**Problem**
Pick out all lines with the word "dividend" from the records that follow.

Items from a dataset
━━━
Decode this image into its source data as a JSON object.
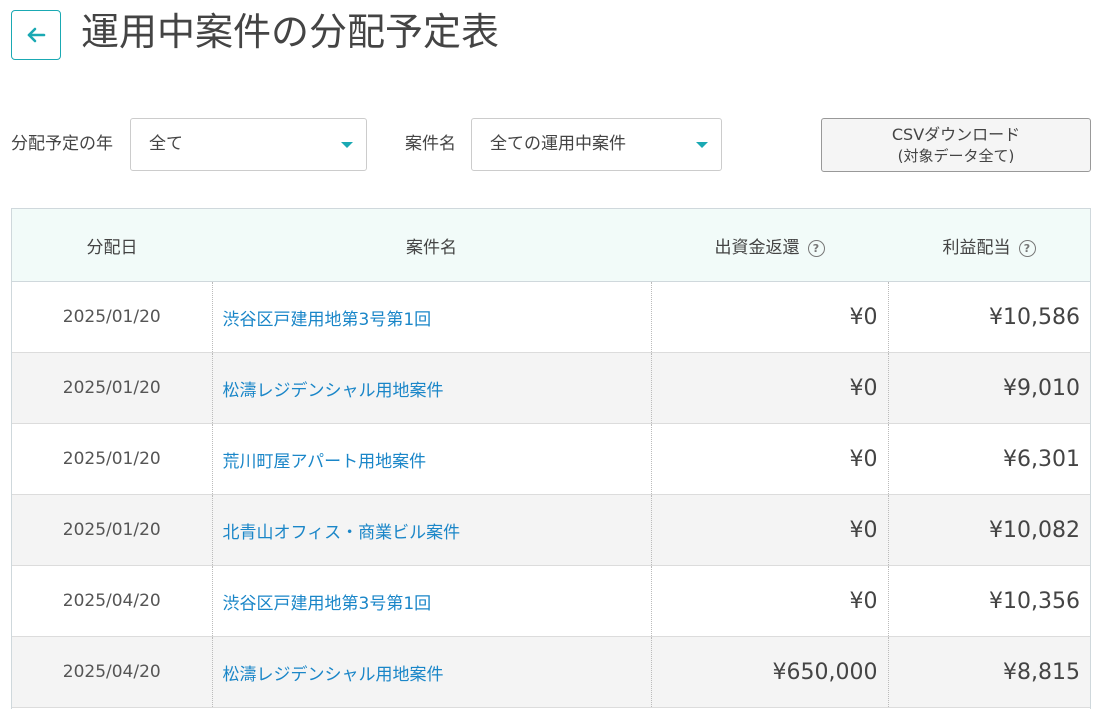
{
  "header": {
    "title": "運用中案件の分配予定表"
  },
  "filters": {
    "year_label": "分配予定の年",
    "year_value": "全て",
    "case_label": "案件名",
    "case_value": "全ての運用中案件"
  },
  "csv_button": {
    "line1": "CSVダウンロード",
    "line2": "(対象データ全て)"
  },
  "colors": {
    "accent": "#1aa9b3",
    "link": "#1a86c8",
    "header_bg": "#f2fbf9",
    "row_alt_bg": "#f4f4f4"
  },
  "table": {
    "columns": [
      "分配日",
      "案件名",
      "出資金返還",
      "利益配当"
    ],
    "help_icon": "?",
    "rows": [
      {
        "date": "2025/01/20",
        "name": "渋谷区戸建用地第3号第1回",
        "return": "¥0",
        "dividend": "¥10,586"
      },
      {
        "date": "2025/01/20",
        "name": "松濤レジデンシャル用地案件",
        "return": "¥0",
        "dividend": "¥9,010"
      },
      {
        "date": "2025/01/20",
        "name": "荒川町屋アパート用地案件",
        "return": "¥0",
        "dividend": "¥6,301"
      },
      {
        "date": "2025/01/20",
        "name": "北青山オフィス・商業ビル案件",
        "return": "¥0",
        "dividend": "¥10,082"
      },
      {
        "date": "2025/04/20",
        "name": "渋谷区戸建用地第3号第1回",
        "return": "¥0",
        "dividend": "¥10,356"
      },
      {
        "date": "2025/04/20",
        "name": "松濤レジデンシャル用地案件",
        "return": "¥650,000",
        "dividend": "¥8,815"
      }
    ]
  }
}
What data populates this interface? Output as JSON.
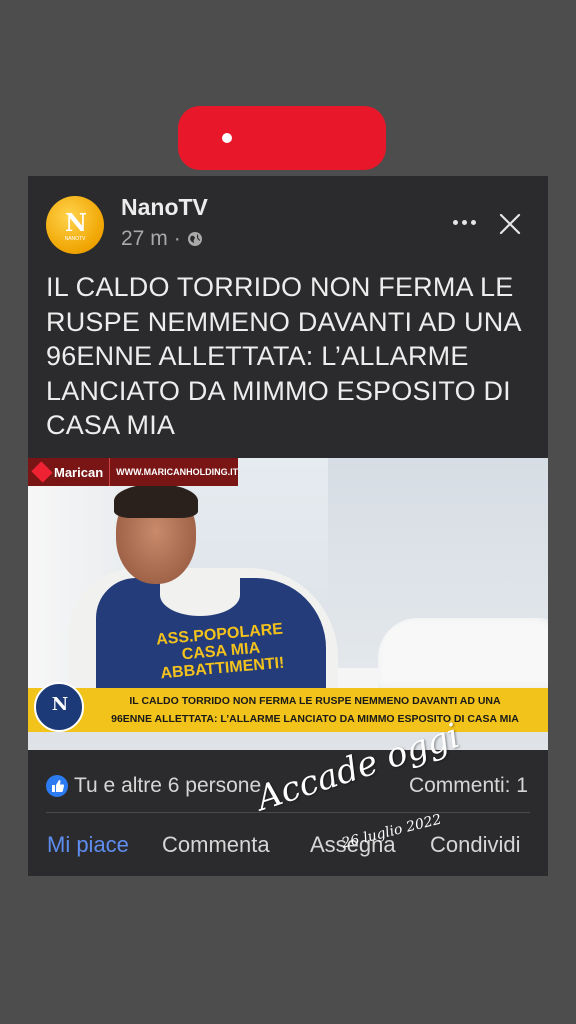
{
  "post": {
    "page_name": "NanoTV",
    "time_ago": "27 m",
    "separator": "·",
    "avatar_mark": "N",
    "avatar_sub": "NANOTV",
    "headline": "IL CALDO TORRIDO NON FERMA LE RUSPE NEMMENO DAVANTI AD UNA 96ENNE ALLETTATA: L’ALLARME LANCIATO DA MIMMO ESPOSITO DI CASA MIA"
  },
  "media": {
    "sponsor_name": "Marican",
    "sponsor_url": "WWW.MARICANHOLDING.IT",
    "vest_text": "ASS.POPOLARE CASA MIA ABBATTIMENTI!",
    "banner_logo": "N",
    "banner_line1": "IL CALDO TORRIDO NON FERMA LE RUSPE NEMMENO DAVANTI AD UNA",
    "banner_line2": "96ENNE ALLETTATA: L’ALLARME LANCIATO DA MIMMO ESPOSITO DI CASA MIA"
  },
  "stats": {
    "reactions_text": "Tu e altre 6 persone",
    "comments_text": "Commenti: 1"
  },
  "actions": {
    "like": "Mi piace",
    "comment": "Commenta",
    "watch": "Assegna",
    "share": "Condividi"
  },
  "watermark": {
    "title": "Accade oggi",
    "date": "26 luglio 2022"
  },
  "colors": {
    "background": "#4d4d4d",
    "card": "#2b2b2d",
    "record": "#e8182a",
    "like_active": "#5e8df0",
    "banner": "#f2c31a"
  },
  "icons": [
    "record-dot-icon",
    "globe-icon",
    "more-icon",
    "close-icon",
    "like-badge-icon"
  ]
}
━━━
**Response to the exercise**
        "dividend": "¥10,586"
        "dividend": "¥9,010"
        "dividend": "¥6,301"
        "dividend": "¥10,082"
        "dividend": "¥10,356"
        "dividend": "¥8,815"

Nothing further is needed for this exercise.